Solar-cell efficiency is the product of a couple of factors. One is the energy conversion efficiency of the circuit as a whole--which is basically how much of the light absorbed by the cell is converted into electrical power. That depends mostly on the intensity of light shining on the cell, as well as the amount of resistance in the electrical system connecting the cell. The second factor is the quantum efficiency of the material, or what percent of photons reaching the surface of the cell actually produce electrons. Certain materials have a greater quantum efficiency when exposed to some colors, or wavelengths of light, than others. To get the most out of the sun's rays, a solar cell needs to be sensitive to most of the wavelengths in sunlight. And while some materials are better at that than others, the higher-efficiency materials tend to be more expensive. Gallium arsenide prices have been reported to be as high as US $40 per square centimeter.
That's where tandem cells come in. By linking together two inexpensive cells, each preferring different wavelengths of light, the effect is similar to having one material that is highly sensitive to a broad range of wavelengths. The titanium oxide layer that links the cells allows electrons from one material to flow into the other and from there out of the cell. Importantly, the titanium oxide layer serves as a foundation during the construction of the tandem cell, providing the stability to build the back cell.
Traditionally, the interfacial metal link is produced using a microchip manufacturing process, thermal vapor deposition. In a vacuum chamber, a heated material evaporates and the evaporated material condenses on the surface of the solar cell. Unfortunately, the vapor-deposited layer was only semitransparent, absorbing photons and reducing overall energy output.
According to Kwanghee Lee, one of the leaders of the research team and coauthor of the Science paper, the breakthrough was being able to create the entire tandem cell, including the metal link, from solution. The solution-produced metal layer was less opaque than the one made using thermal deposition. What's more, solution processing, more akin to printing newspapers than making microchips, should lead to cheaper solar cells, Lee says.
Solar cells made using the new process yield a power-conversion efficiency greater than 6 percent. That may not seem like much, but it breaks polymer solar cells out of the doldrums of 5 percent efficiency, in which they've been stuck.

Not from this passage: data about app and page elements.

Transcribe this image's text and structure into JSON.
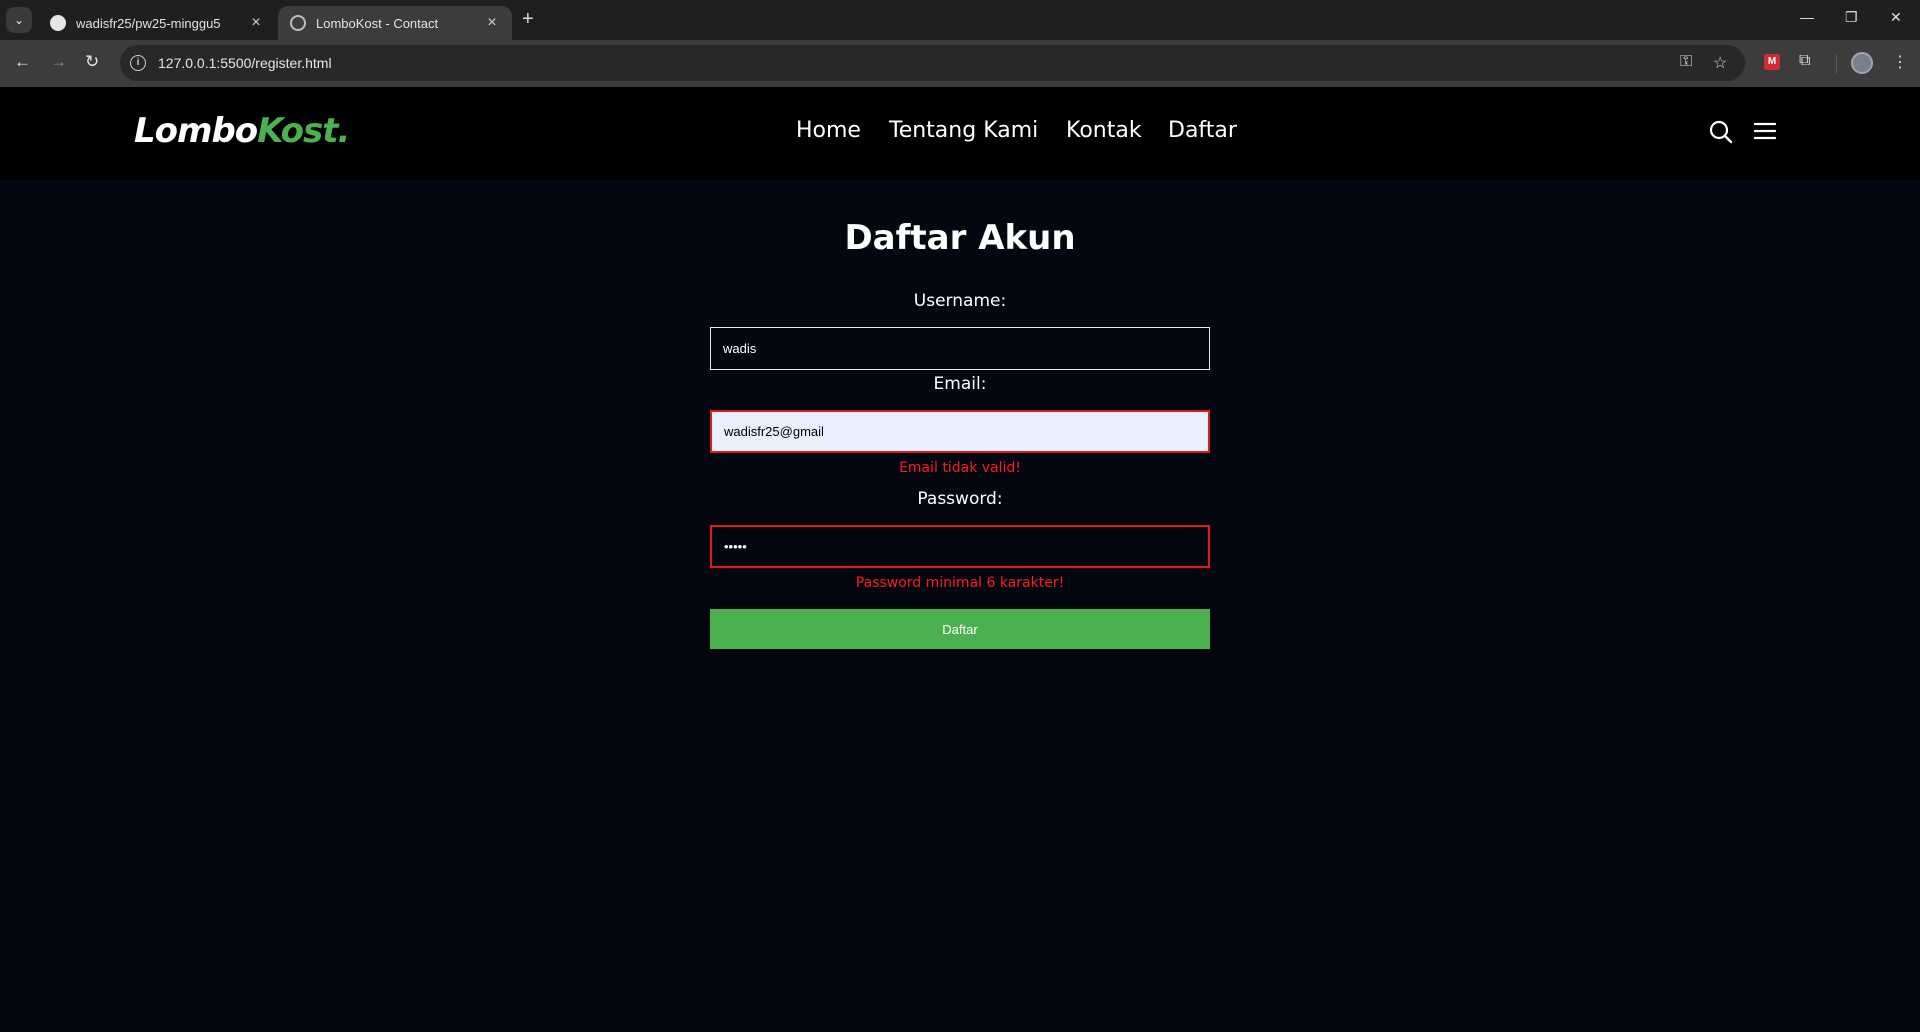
{
  "browser": {
    "tabs": [
      {
        "title": "wadisfr25/pw25-minggu5",
        "icon": "github-icon",
        "active": false
      },
      {
        "title": "LomboKost - Contact",
        "icon": "globe-icon",
        "active": true
      }
    ],
    "url": "127.0.0.1:5500/register.html"
  },
  "site": {
    "logo_main": "Lombo",
    "logo_accent": "Kost.",
    "nav": [
      "Home",
      "Tentang Kami",
      "Kontak",
      "Daftar"
    ],
    "accent_color": "#4caf50"
  },
  "form": {
    "title": "Daftar Akun",
    "username_label": "Username:",
    "username_value": "wadis",
    "email_label": "Email:",
    "email_value": "wadisfr25@gmail",
    "email_error": "Email tidak valid!",
    "password_label": "Password:",
    "password_value": "•••••",
    "password_error": "Password minimal 6 karakter!",
    "submit_label": "Daftar",
    "error_color": "#ff1a1a"
  }
}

Lee says he expects the process will eventually lead to solar cells having three or more layers, and that three cells in tandem could yield an efficiency of nearly 10 percent. Lee's collaborator Heeger is the cofounder of Konarka Technologies , in Lowell, Mass., a well-funded start-up developing plastic solar cells.